(*) For completeness, there are two ways in which we should tone down (1) a bit: (a) one might prefer have perfect privacy and computational authentication, since the former is everlasting and the latter is on-the-spot; (b) signatures can be built from symmetric cryptography, and it is theoretically possible that symmetric cryptography exists while public key cryptography (necessary for key exchange) does not. Now, it's a tiny theoretical window, but if this is what you fear and you are ready to pay the cost of QKD to cope with this fear, it is technically a valid reason.
What are you planning to do with this shared key?
QKD just provides a key to both sides; how do we use this key to protect the message (which is, after all, the entire point of this exercise)?
If you plan to use them to encrypt your data with AES, then you're again making a computational assumption, and you lost again this nice perfect privacy QKD was promised to come with. So, here again, you are not paying the price of QKD to get perfect security, but only to gain the ability to rely on post-quantum symmetric assumption (e.g. "AES is secure against quantum computers") instead of public-key assumption. And, remember, one of our alternatives already relied only on this symmetric assumption.
On the other hand, if you use the QKD-generated key stream to directly encrypt the data (with an informationally-secure MAC, one would hope), then we run into the next problem - QKD systems are not that fast. Now, they have been getting faster over time, and given that performance is an engineering problem, not a physics-based limitation, it seems plausible that the speed up will continue over time. However, the speed they go right now is far slower than how fast real networks run - this is a significant performance bottleneck.
Right now, QKD systems are expensive (the cost has been going down; however they're still pricy). In contrast, the alternative solutions can be implemented on standard hardware cheaply.

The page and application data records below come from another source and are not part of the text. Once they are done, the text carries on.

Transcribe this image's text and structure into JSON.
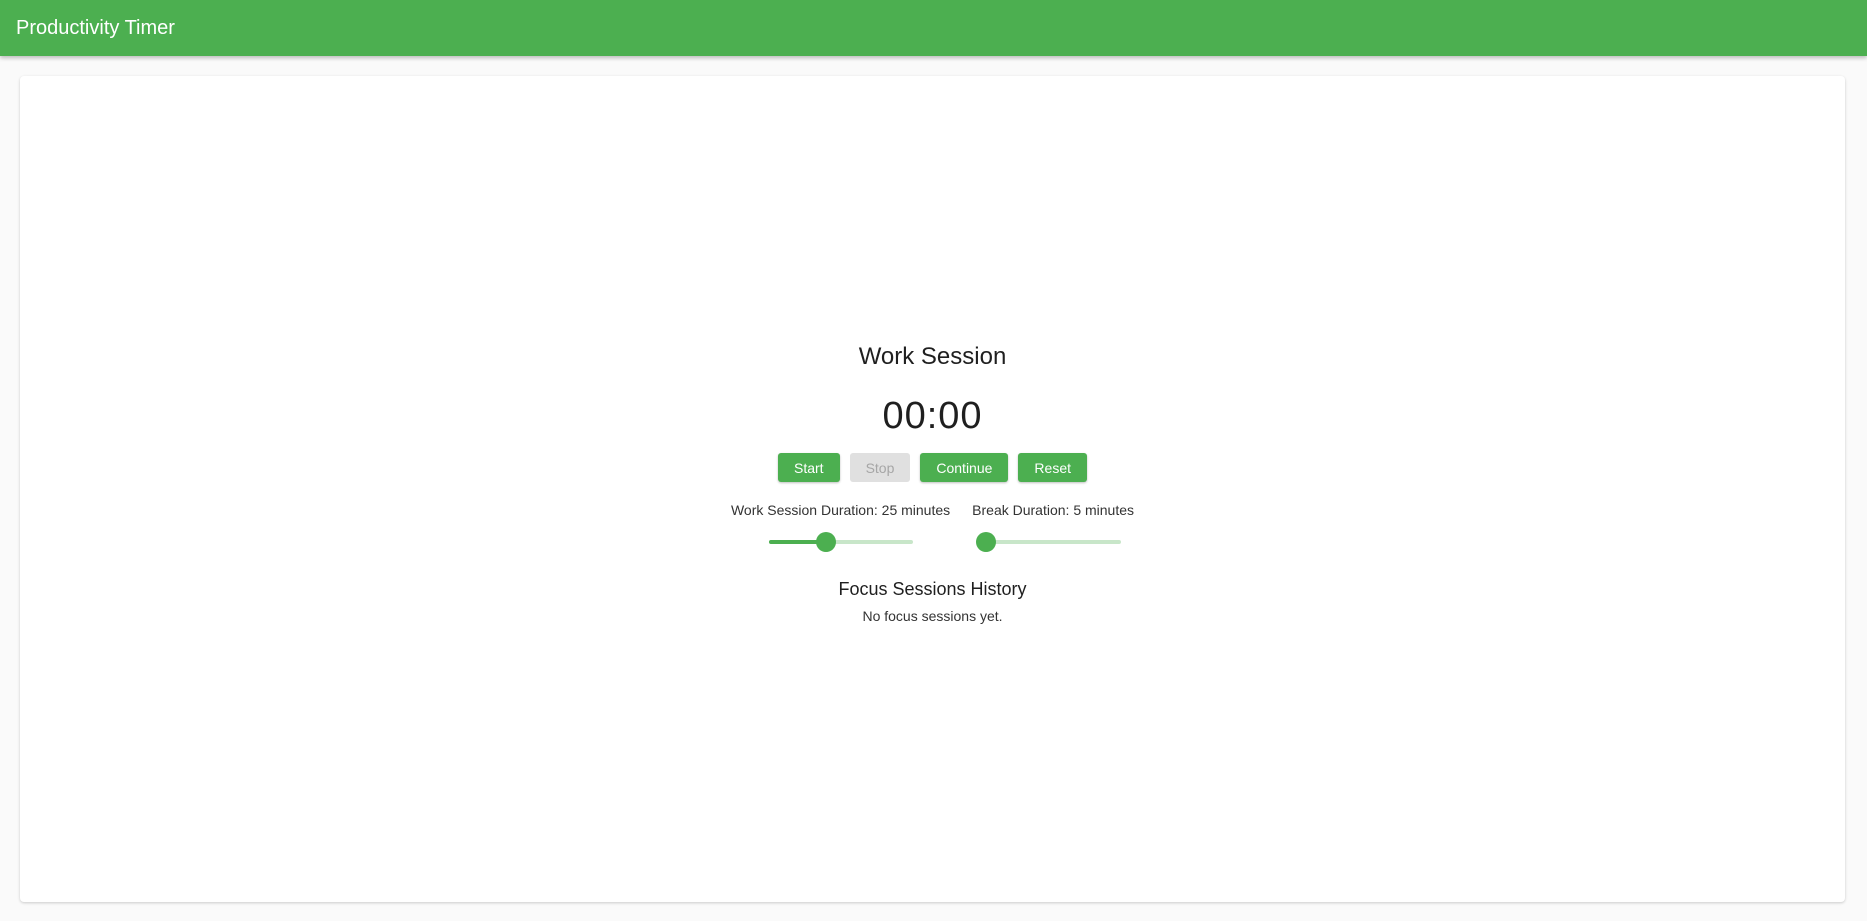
{
  "app": {
    "title": "Productivity Timer",
    "accent_color": "#4caf50"
  },
  "session": {
    "title": "Work Session",
    "time": "00:00"
  },
  "controls": {
    "start_label": "Start",
    "stop_label": "Stop",
    "continue_label": "Continue",
    "reset_label": "Reset",
    "stop_disabled": true
  },
  "settings": {
    "work_label": "Work Session Duration: 25 minutes",
    "work_value_fraction": 0.4,
    "break_label": "Break Duration: 5 minutes",
    "break_value_fraction": 0.0
  },
  "history": {
    "title": "Focus Sessions History",
    "empty_text": "No focus sessions yet."
  }
}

Bottom line: the alternatives are as good or better on all points.
: A third alternative that I chose not to expand on would be "one-time-pad". I believe that is also impractical; however it may bear comparing to an OTP...
: Quantum entanglement has been demonstrated as a proof-of-concept between ground and a satellite, however there's a long way to go between what they have and a practical usable system.
: "Stronger" means "we have to assume more". In this instance, "stronger" is a bad thing - we want our security assumptions to be a weak as possible.